Your question strikes a chord with me because one of the three main characters in my novel is a son who killed his whole family, so I've been living with this kind of emotional stuff since I started writing the novel. If you focus on things you've done that you deeply regret, especially if they hurt someone else, you can tap into the right emotions even though you haven't been in the exact situation.

J.T. said...

Wow... I completely overlooked crime and punishment. I will have to go through that one again. What you said makes a lot of sense. I will think things through a little more carefully.

As for the part about dwelling on all those things that I regret... I think I knew I would have to do that, and that is why this is so hard to write. I'm not sure I want to revisit all that right now.

I didn't know you were writing a novel as well. This is something apart from the trilogy, yes?

Raven said...

It's possible you're not emotionally ready to write the story. But it's also possible it could be a cathartic experience. It may take a while to figure out which it is. Some stories have to live in our minds for a while before they come out on paper. The novel I'm writing now took about seven years and many false starts to get to the point where I could actually write it. And oddly enough, the way it's turned out is very similar to one of the earliest incarnations I had planned but never managed to start writing.

The novel and the trilogy are the same work. I changed the setting and am also making each book more standalone, so right now I'm focusing on Book One and have started just referring to it as "my novel."

J.T. said...

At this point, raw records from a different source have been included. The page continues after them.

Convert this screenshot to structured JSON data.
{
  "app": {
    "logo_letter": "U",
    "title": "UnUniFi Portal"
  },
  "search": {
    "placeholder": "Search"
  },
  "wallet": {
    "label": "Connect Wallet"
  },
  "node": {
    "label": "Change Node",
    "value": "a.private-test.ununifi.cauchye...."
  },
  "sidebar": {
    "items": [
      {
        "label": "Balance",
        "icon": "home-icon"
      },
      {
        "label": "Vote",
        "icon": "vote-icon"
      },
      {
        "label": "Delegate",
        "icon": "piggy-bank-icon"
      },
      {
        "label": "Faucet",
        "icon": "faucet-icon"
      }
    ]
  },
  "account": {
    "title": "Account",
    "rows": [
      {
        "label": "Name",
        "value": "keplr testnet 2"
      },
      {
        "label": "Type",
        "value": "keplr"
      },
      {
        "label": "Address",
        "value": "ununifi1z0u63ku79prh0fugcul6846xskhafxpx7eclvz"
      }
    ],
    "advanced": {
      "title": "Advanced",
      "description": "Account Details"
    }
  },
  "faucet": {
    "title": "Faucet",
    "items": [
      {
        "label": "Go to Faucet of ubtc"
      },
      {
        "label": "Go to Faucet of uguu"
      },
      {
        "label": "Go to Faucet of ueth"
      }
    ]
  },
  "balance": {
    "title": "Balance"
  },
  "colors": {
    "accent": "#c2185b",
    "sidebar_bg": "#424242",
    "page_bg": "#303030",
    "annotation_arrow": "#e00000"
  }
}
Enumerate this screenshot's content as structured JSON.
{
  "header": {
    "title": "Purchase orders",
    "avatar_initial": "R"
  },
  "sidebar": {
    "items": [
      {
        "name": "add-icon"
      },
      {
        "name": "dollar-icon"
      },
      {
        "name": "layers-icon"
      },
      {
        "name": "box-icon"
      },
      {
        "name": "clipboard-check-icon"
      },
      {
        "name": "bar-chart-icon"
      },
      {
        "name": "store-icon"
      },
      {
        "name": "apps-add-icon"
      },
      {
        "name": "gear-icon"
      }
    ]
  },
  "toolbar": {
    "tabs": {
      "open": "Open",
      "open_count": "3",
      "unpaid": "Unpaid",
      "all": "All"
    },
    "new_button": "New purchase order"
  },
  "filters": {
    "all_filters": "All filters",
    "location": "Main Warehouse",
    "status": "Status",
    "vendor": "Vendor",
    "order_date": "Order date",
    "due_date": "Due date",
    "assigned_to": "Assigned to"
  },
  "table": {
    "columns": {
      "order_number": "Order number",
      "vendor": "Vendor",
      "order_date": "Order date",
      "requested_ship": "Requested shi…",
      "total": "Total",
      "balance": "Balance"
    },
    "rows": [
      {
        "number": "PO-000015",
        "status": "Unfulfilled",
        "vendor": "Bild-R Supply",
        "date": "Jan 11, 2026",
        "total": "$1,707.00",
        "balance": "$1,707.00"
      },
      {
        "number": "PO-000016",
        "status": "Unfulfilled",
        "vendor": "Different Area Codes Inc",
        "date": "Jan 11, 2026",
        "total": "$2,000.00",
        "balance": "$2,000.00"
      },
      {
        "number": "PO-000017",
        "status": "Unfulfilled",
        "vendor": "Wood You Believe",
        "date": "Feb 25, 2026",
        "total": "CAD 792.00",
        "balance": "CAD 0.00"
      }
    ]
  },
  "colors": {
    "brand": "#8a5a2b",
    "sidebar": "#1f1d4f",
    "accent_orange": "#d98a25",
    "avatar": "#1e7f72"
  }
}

You could be right--I might not be ready. On the other hand, I just know that this story is the logical "part III" to the first two screenplays I have written. I thought more about the story today, bits of Crime and Punishment swimming subconsciously, and suddenly came up with the approach I want to take. I was thinking this was the most emotional of my stories, but then realized it's actually the most logical of my stories--that what I'm doing is making an argument that a father could be justified in his reasons to kill off his son.

I know, I know, it's crazy, but after all the shit that's been going on in the news lately, it doesn't seem that crazy. Doesn't seem that crazy at all.

I hear what you're saying about how it took seven years to get to where you are now. My two screenplays are definitely "babies" born of the novel I started writing in Korea--12 years! It's not the destination, it's the journey... :-)

Raven said...

Destinations are nice too, though. I'm really ready to be done and move on to the marketing phase, which is still a long ways away. *sigh*

I'm glad you found the approach you want to take with your script. Sometimes it just takes time to come up with it. And I don't think the concept is crazy. In fact, I think it could be very thought-provoking. Sometimes dark stories that ask tough moral questions can be extremely compelling. Like Crime and Punishment.

J.T. said...

Ah Raven,

One day you and I will be sipping cocktails on a sunny beach in Hawaii!

Raven said...

Here's hoping!